Write out the data again exactly, skipping every picture.

==== EXTRACTED INFORMATION

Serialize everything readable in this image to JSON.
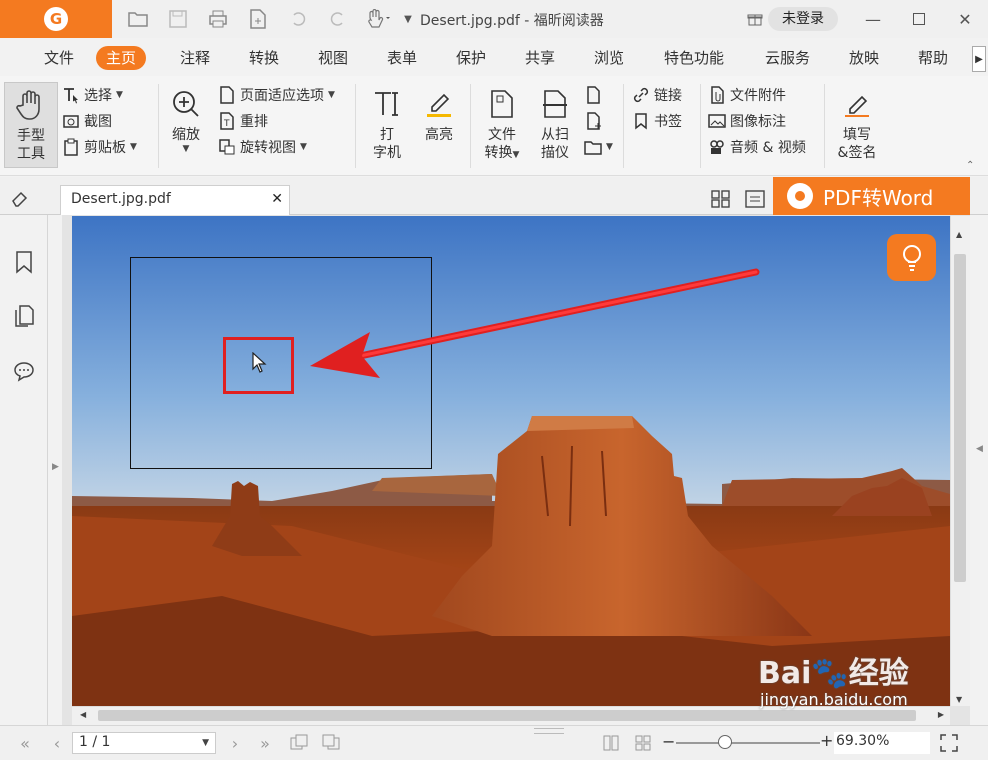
{
  "window": {
    "title": "Desert.jpg.pdf - 福昕阅读器",
    "login_label": "未登录"
  },
  "menu": {
    "tabs": [
      "文件",
      "主页",
      "注释",
      "转换",
      "视图",
      "表单",
      "保护",
      "共享",
      "浏览",
      "特色功能",
      "云服务",
      "放映",
      "帮助"
    ],
    "active": "主页"
  },
  "ribbon": {
    "hand_tool": [
      "手型",
      "工具"
    ],
    "select": "选择",
    "screenshot": "截图",
    "clipboard": "剪贴板",
    "zoom": "缩放",
    "page_fit": "页面适应选项",
    "reflow": "重排",
    "rotate": "旋转视图",
    "typewriter": [
      "打",
      "字机"
    ],
    "highlight": "高亮",
    "file_convert": [
      "文件",
      "转换"
    ],
    "scan": [
      "从扫",
      "描仪"
    ],
    "link": "链接",
    "bookmark": "书签",
    "file_attachment": "文件附件",
    "image_annotation": "图像标注",
    "audio_video": "音频 & 视频",
    "fill_sign": [
      "填写",
      "&签名"
    ]
  },
  "document": {
    "tab_name": "Desert.jpg.pdf",
    "promo": "PDF转Word"
  },
  "statusbar": {
    "page": "1 / 1",
    "zoom": "69.30%",
    "zoom_level_fraction": 0.3
  },
  "watermark": {
    "brand": "Bai",
    "suffix": "经验",
    "url": "jingyan.baidu.com"
  },
  "colors": {
    "accent": "#f47a20",
    "annotation_red": "#e02020"
  }
}
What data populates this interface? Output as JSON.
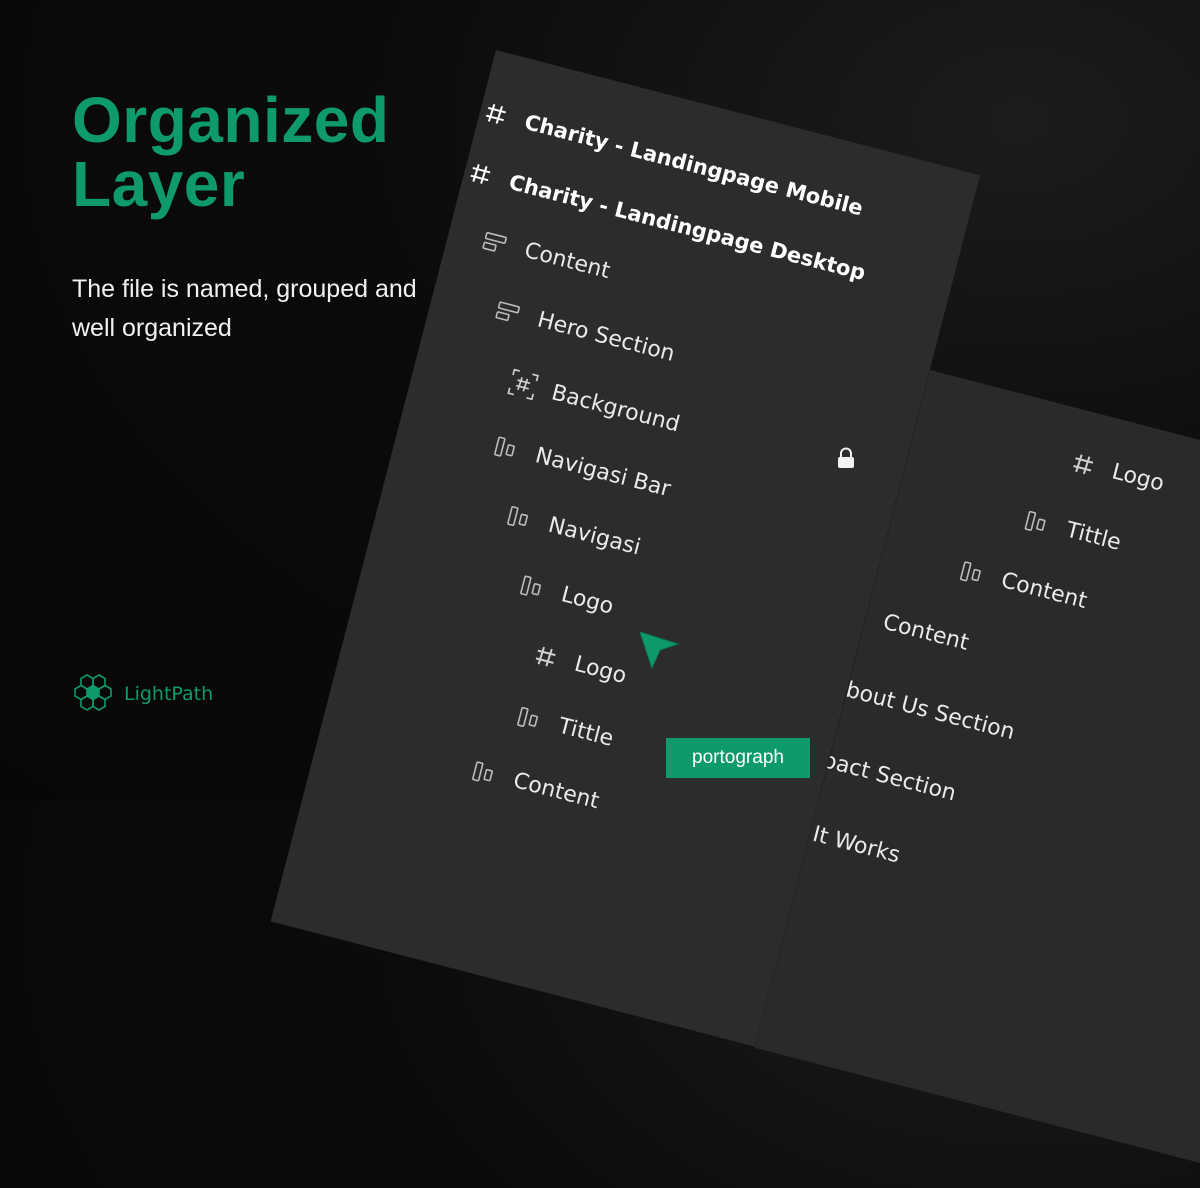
{
  "headline": {
    "line1": "Organized",
    "line2": "Layer"
  },
  "description": "The file is named, grouped and well organized",
  "brand": {
    "name": "LightPath",
    "icon": "hexagon-cluster-icon",
    "color": "#0e9a69"
  },
  "front_panel": {
    "layers": [
      {
        "label": "Charity - Landingpage Mobile",
        "icon": "frame-hash-icon"
      },
      {
        "label": "Charity - Landingpage Desktop",
        "icon": "frame-hash-icon"
      },
      {
        "label": "Content",
        "icon": "auto-layout-vertical-icon"
      },
      {
        "label": "Hero Section",
        "icon": "auto-layout-vertical-icon"
      },
      {
        "label": "Background",
        "icon": "frame-selection-icon"
      },
      {
        "label": "Navigasi Bar",
        "icon": "auto-layout-horizontal-icon"
      },
      {
        "label": "Navigasi",
        "icon": "auto-layout-horizontal-icon"
      },
      {
        "label": "Logo",
        "icon": "auto-layout-horizontal-icon"
      },
      {
        "label": "Logo",
        "icon": "frame-hash-icon"
      },
      {
        "label": "Tittle",
        "icon": "auto-layout-horizontal-icon"
      },
      {
        "label": "Content",
        "icon": "auto-layout-horizontal-icon"
      }
    ]
  },
  "back_panel": {
    "layers": [
      {
        "label": "Logo",
        "icon": "frame-hash-icon"
      },
      {
        "label": "Tittle",
        "icon": "auto-layout-horizontal-icon"
      },
      {
        "label": "Content",
        "icon": "auto-layout-horizontal-icon"
      },
      {
        "label": "Content",
        "icon": "auto-layout-vertical-icon"
      },
      {
        "label": "About Us Section",
        "icon": "auto-layout-vertical-icon"
      },
      {
        "label": "Impact Section",
        "icon": "auto-layout-vertical-icon"
      },
      {
        "label": "How It Works",
        "icon": "auto-layout-vertical-icon"
      }
    ]
  },
  "watermark": "portograph",
  "colors": {
    "accent": "#0e9a69",
    "panel": "#2c2c2c",
    "background": "#080808"
  }
}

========

*OUTPUT FOR THIS TASK*
Serialize everything readable in this image to JSON.
{
  "window": {
    "title": "Desert.jpg.pdf - 福昕阅读器",
    "login_label": "未登录"
  },
  "menu": {
    "tabs": [
      "文件",
      "主页",
      "注释",
      "转换",
      "视图",
      "表单",
      "保护",
      "共享",
      "浏览",
      "特色功能",
      "云服务",
      "放映",
      "帮助"
    ],
    "active": "主页"
  },
  "ribbon": {
    "hand_tool": [
      "手型",
      "工具"
    ],
    "select": "选择",
    "screenshot": "截图",
    "clipboard": "剪贴板",
    "zoom": "缩放",
    "page_fit": "页面适应选项",
    "reflow": "重排",
    "rotate": "旋转视图",
    "typewriter": [
      "打",
      "字机"
    ],
    "highlight": "高亮",
    "file_convert": [
      "文件",
      "转换"
    ],
    "scan": [
      "从扫",
      "描仪"
    ],
    "link": "链接",
    "bookmark": "书签",
    "file_attachment": "文件附件",
    "image_annotation": "图像标注",
    "audio_video": "音频 & 视频",
    "fill_sign": [
      "填写",
      "&签名"
    ]
  },
  "document": {
    "tab_name": "Desert.jpg.pdf",
    "promo": "PDF转Word"
  },
  "statusbar": {
    "page": "1 / 1",
    "zoom": "69.30%",
    "zoom_level_fraction": 0.3
  },
  "watermark": {
    "brand": "Bai",
    "suffix": "经验",
    "url": "jingyan.baidu.com"
  },
  "colors": {
    "accent": "#f47a20",
    "annotation_red": "#e02020"
  }
}
What data populates this interface? Output as JSON.
{
  "headline": {
    "line1": "Organized",
    "line2": "Layer"
  },
  "description": "The file is named, grouped and well organized",
  "brand": {
    "name": "LightPath",
    "icon": "hexagon-cluster-icon",
    "color": "#0e9a69"
  },
  "front_panel": {
    "layers": [
      {
        "label": "Charity - Landingpage Mobile",
        "icon": "frame-hash-icon"
      },
      {
        "label": "Charity - Landingpage Desktop",
        "icon": "frame-hash-icon"
      },
      {
        "label": "Content",
        "icon": "auto-layout-vertical-icon"
      },
      {
        "label": "Hero Section",
        "icon": "auto-layout-vertical-icon"
      },
      {
        "label": "Background",
        "icon": "frame-selection-icon"
      },
      {
        "label": "Navigasi Bar",
        "icon": "auto-layout-horizontal-icon"
      },
      {
        "label": "Navigasi",
        "icon": "auto-layout-horizontal-icon"
      },
      {
        "label": "Logo",
        "icon": "auto-layout-horizontal-icon"
      },
      {
        "label": "Logo",
        "icon": "frame-hash-icon"
      },
      {
        "label": "Tittle",
        "icon": "auto-layout-horizontal-icon"
      },
      {
        "label": "Content",
        "icon": "auto-layout-horizontal-icon"
      }
    ]
  },
  "back_panel": {
    "layers": [
      {
        "label": "Logo",
        "icon": "frame-hash-icon"
      },
      {
        "label": "Tittle",
        "icon": "auto-layout-horizontal-icon"
      },
      {
        "label": "Content",
        "icon": "auto-layout-horizontal-icon"
      },
      {
        "label": "Content",
        "icon": "auto-layout-vertical-icon"
      },
      {
        "label": "About Us Section",
        "icon": "auto-layout-vertical-icon"
      },
      {
        "label": "Impact Section",
        "icon": "auto-layout-vertical-icon"
      },
      {
        "label": "How It Works",
        "icon": "auto-layout-vertical-icon"
      }
    ]
  },
  "watermark": "portograph",
  "colors": {
    "accent": "#0e9a69",
    "panel": "#2c2c2c",
    "background": "#080808"
  }
}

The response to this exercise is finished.